Sunday, May 19, 2013
Pad Woon Sen with Shallots and Asparagus
My first introduction to Thai cuisine was with Pad Woon Sen in the Summer of 1998. I remember the time period because it was something that would change my life. There have been extended periods of time where I ate Thai food for 3 nights a week, or more. Every Thai restaurant that you come across is going to have their version of Pad See Ew. Which is a great introduction to Thai cooking and a delicious dish. Pad Woon Sen, on the other hand, is a little bit harder to find and in my mind which makes it more satisfying when you do. I was excited to make the dish with the Shallot and Asparagus inspiration. I did it a few weeks ago now. The difficult part was trying to come up with an introduction to Pad Woon Sen. Is there a way to make Thai cuisine interesting, or better yet entertaining? Pad Woon Sin? As in: it's sinfully good. I struggled with it. I asked around. I found that there's an even quicker way to end a conversation with a person than telling them you have a blog about asparagus. Ask them about how to write a funny narrative about asparagus in Pad Woon Sen. I just got looks of confusion that turned to irritability from most people. One person even told me that they were tired of listening to my asparagus musings and posed the ultimatum that it was either him or the asparagus. I think we all know how that turned out. So now I present to you Pad Woon Sen with Shallots and Asparagus!
1 bunch of bok choy
1/2 bunch of asparagus
1 large shallot
1 red bell pepper
1 lb of chicken
6-8 green onions
4 table spoons of fish sauce
mung bean noodles (glass noodles or bean threads)
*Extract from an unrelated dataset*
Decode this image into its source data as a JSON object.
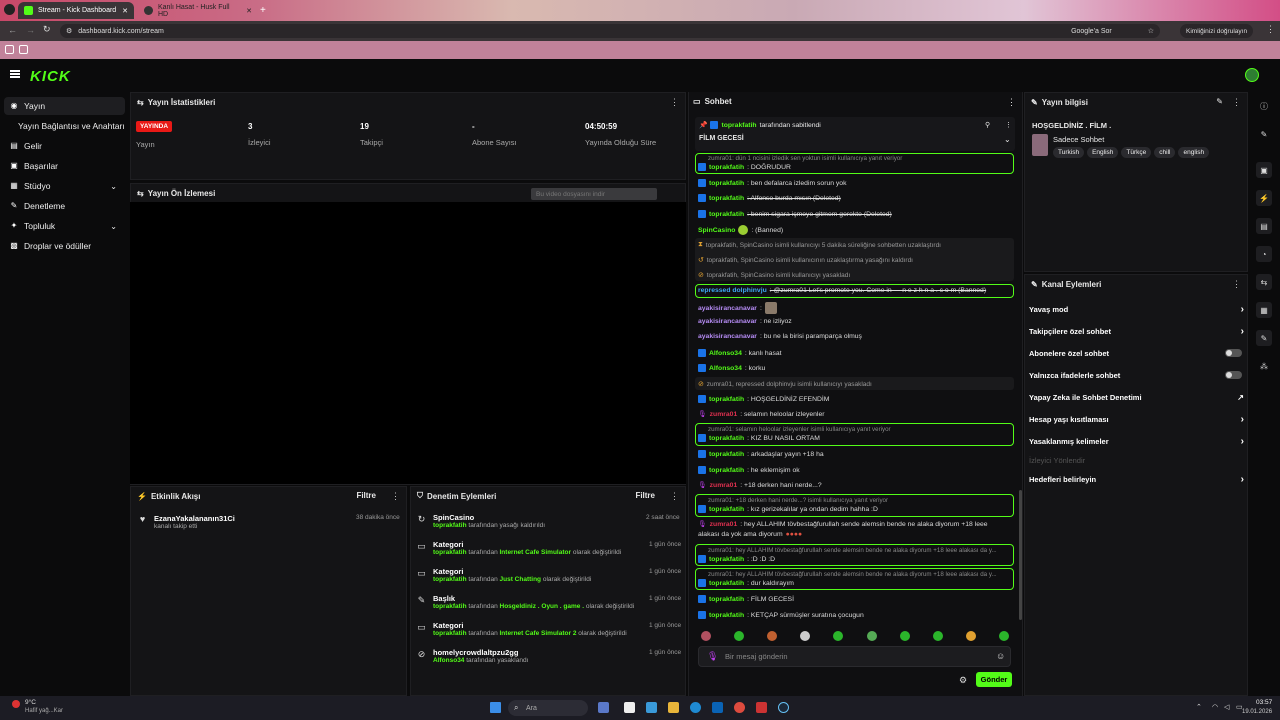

I personally prefer to have everything chopped and ready when I'm cooking so when the time comes I'm not frantically trying to prep ingredients as they need to go into the pan. The French call this mise en place or "putting in place". Soak your noodles in cold water for at least 10 minutes before cooking. Cut them in half. It will make them easier to negotiate as you're stirring other ingredients in. Heat a large pan, or better yet if you have one, a Wok with cooking oil on medium to medium high heat. It's recommended to marinade your chicken in the fish sauce, but I didn't do that. Add your chicken to the hot pan. This is a quick dish that can get away from you if aren't mindful. When the chicken is cooked add in your mung bean noodles. When the noodles are clear that means they're done. As both the chicken and the noodles are getting to look like the picture below, you should begin to integrate your vegetables and eggs in. The shallots, asparagus, and bell pepper should go in first. Those will take longer to cook than the green onions or the bok choy. Use the chicken broth to keep everything moist. The fish sauce acts as the salt for this dish so add to taste. Generally it's about 4 tablespoons. When it looks beautiful, it's ready to eat. Enjoy!